IBMi eco system.

I was reading a number of articles in the press this morning about the IBMi (i5,iSeries,AS/400 and the rest) and the possible install base. The articles suggests that there are around 35,000 “active” IBM customers but around 110,000 customers who are still running the system but not on any maintenance or support? The articles also suggests that this number can be doubled in terms of systems because the average customer has 2 systems.

The articles then goes on to ask why are these customers who are loyal to the platform still running old releases of the software/hardware and suggests that this could be in part be due to the fact that the system is so robust and secure they have no need to do anything with it. I think some of that has merit, but in the same breath I think the pricing practices of IBM have contributed to that position. The second hand market is still very strong and many customers are still changing up their systems to later ones without any maintenance or support from IBM, so maybe this may point to the pricing of support by IBM? I stopped hardware maintenance simply because it did not make financial sense for the size of system we run! It was better to throw out the system and get another one if a major component failed (not that they do that often).

Here is a suggestion for IBM, I have a number of older systems which I do not run. What about allowing those customers who are running on systems where the CPU(s) was pegged at a certain percentage have the ability to upgrade these old system to run the FULL CPU capabilities. I have a 515 and 520 which are limited to 20% of the CPU. The processing power of these system was a lot less than my new system yet they cost me a lot more to purchase, if IBM allowed that processor to be opened up as long as I had them on maintenance maybe I and some other customers would take up such an offer? Maybe you could even make it an annual fee so you have to keep up with the changes in the OS, maybe that would remove the “if it aint broke don’t fix it” mentality.

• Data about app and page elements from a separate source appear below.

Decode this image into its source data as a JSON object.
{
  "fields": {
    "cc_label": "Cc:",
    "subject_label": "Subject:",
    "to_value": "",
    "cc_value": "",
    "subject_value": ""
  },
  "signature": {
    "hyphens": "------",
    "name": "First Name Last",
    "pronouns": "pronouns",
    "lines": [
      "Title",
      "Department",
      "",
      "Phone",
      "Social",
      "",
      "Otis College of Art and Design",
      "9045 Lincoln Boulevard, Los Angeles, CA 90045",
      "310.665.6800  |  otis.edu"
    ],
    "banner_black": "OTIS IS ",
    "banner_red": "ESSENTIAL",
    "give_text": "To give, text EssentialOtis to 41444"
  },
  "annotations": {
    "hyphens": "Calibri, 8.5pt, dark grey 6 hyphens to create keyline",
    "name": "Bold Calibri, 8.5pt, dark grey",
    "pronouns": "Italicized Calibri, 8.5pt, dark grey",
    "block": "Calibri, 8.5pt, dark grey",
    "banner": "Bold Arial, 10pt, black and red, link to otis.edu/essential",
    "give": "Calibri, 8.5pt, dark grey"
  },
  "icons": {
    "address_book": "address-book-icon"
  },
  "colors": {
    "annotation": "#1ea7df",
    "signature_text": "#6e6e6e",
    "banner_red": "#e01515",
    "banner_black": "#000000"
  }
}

It would also add value to paying for maintenance which customers could relate to, and it would be IBM maintenance not third party..

So you ask why would IBM do that, after all they wont get much revenue even if a large proportion took them up? Well maybe it would help those customers who are sitting in the dark ages move towards the new technology. They could stipulate a minimum requirement in terms of OS to get the new keys which would force many to look at the system they run today. Maybe it would even get those customers who see the system as being old in a new light (what other system offers the ability to get 5X the processing power just by upgrading the OS?). It will enable them to look at the newer capabilities which were not available because the CPU restriction made them too slow and cumbersome. How many customers who are putting up with multi second response times use this as a confirmation that this system is old and needs replacing? Short term IBM does not make a lot of money because the customers will only pay a small fee to get the upgrade, but those customers may then see the system in a new light and develop the system further? If you are not having to invest in something it has no value, that is the problem with the IBMi.

If you are running crippled systems that have a lot more power than IBM has released talk to your IBM representative, maybe if enough ask IBM may sit up and listen? But expect to pay something even if it is a requirement to have that system on maintenance.

Chris…

PS: I am talking about opening up those P05 systems which were crippled at a % of the CPU, today’s P05 systems have much higher CPW rates for less cost, just allowing the CPU to reach its full potential without matching the newer systems capabilities is what I am asking for. There should be plenty of other reasons to move to the latest hardware technology.

Article Global Facebook Twitter Myspace Friendfeed Technorati del.icio.us Digg Google StumbleUpon Eli Pets

This entry was posted in i5 Marketing, Personal thoughts, Systems Management by Chris Hird. Bookmark the permalink.

About Chris Hird

Chris Hird President and Owner Shield Advanced Solutions. Hird first worked with high availability at IBM Havant in the United Kingdom in 1989, and he was responsible for the technical interface with the developers of HA products and setting up a support structure in the UK to support the IBM customers. He left IBM to set up Shield Software Services in 1993, which was an IBM business partner and a MiMiX reseller, and in 1997 he moved to Canada and launched Shield Advanced Solutions, which provides tools and utilities aimed mainly at supporting HA Environments. Programs in C and PHP on the i5.

Leave a Reply